Japanese Buddhism: A Cultural History is a recent English translation of a work by Yoshiro Tamura originally published in Japan in the late 1960s. Tamura, who died in 1989, was one of the most prominent scholars of Japanese Buddhist studies of his era and was probably best known for his major study of "New" Kamakura era Buddhist figures, including Shinran, Dōgen, and Nichiren. In that book Tamura executed a very sophisticated textual analysis of the often overt but sometimes subtle distinctions in doctrinal positions of the leading Kamakura Buddhist thinkers in their respective appropriations of Tendai original-enlightenment thought (hongaku shisō), which was a dominant ideology and a major influence on those who may have departed from or criticized its contents. Tamura's approach to Buddhist studies, with its emphasis on analyzing the textual tradition, has perhaps been superceded for many scholars by the approaches of such figures as Kuroda Toshio, Amino Yoshihiko, and Sasaki Kaoru, who have examined medieval Buddhism from a sociohistorical perspective. Also, some of Tamura's other writings may be questioned for espousing a standpoint that could be associated with nihonjinron (Japanese exceptionalism) theory by highlighting the distinctiveness of Buddhist practices in the context of the Japanese cultural tradition.
A focus in this book on Japanese cultural uniqueness for understanding Buddhism in Japan seems indicated by the subtitle and by the back-cover copy, which refers to the way "Japan's Buddhism and the nation's cultural matrix are so inextricably linked that it is impossible to explicate the one without understanding the other." However, the work itself does not really delve into nihonjinron territory, but rather offers a conventional historical approach, with some exceptions, including chapter 4 on "The Japanese Response," which discusses Japanese poetic expressions of Buddhist doctrine.

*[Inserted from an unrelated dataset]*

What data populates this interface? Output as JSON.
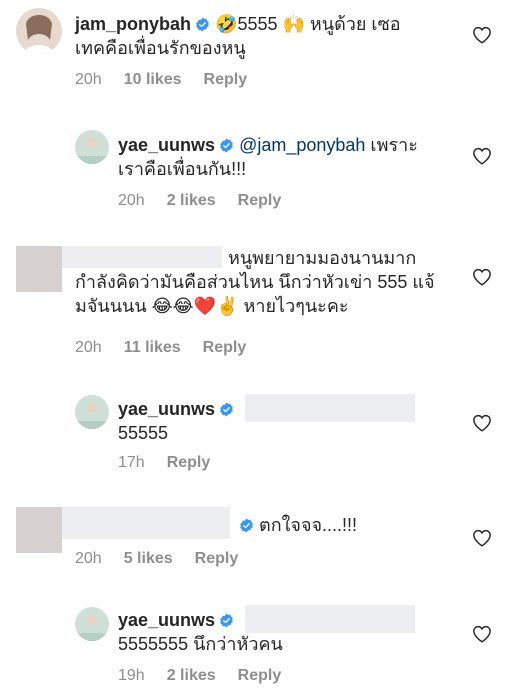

The contents of the book were originally published in a Kosei monthly magazine under the title "Hyakuman nin no Bukkyō-shi" (A history of Japanese Buddhism for a million readers) and then in book form by Kadokawa Shoten under the title Nihon Bukkyō-shi nyūmon (An introductory history of Japanese Buddhism). Since the original publication date was thirty-five years ago and the book does not represent cutting edge scholarship at this point, it can best be evaluated for its possible usefulness as a general survey in the classroom. The key question is whether this would make ideal required reading for an advanced undergraduate course on Japanese Buddhism.
The book's main advantage is also its weakness, that is, the attempt to cover over fifteen hundred years and every major period in a little over two hundred pages. On the one hand, all of the major schools and thinkers are introduced, ranging from [End Page 125] pre-Nara trends through the formation of classical and medieval sects as well as early modern sociopolitical conditions to contemporary new religious movements. The book is a reliable reference guide that offers a snapshot of important events, leading figures, and doctrinal themes in a way that is evenhanded and objective, including the explanation of Nichirenist new movements such as Risshō Kosei-kai. For that reason it can be highly recommended.
On a close reading, however, the deficiency of this approach becomes clear. For example, chapter 3 dealing with the development of early Buddhist temples in Japan tries to show a progression from Asuka-dera through Shitennō-ji and Hōryū-ji to Yakushi-ji, but the discussion in the narrative does not sufficiently flesh out what the diagram on page 41 is trying to illustrate about unfolding trends in iconography and scriptural exegetical studies.
Also, the sections on such topics as Eizon and the revival of the Ritsu school during the Kamakura era and the role of the danka system in the Tokugawa era are a bit confusing and misleading in their brevity. Page 93 in chapter 8 on "The Founders of Kamakura Buddhism" refers to a "definite philosophical development" between the teachings of Hōnen, Nōnin, and Eisai, in the late twelfth century, and the thirteenth-century founders of new Buddhist sects, but this...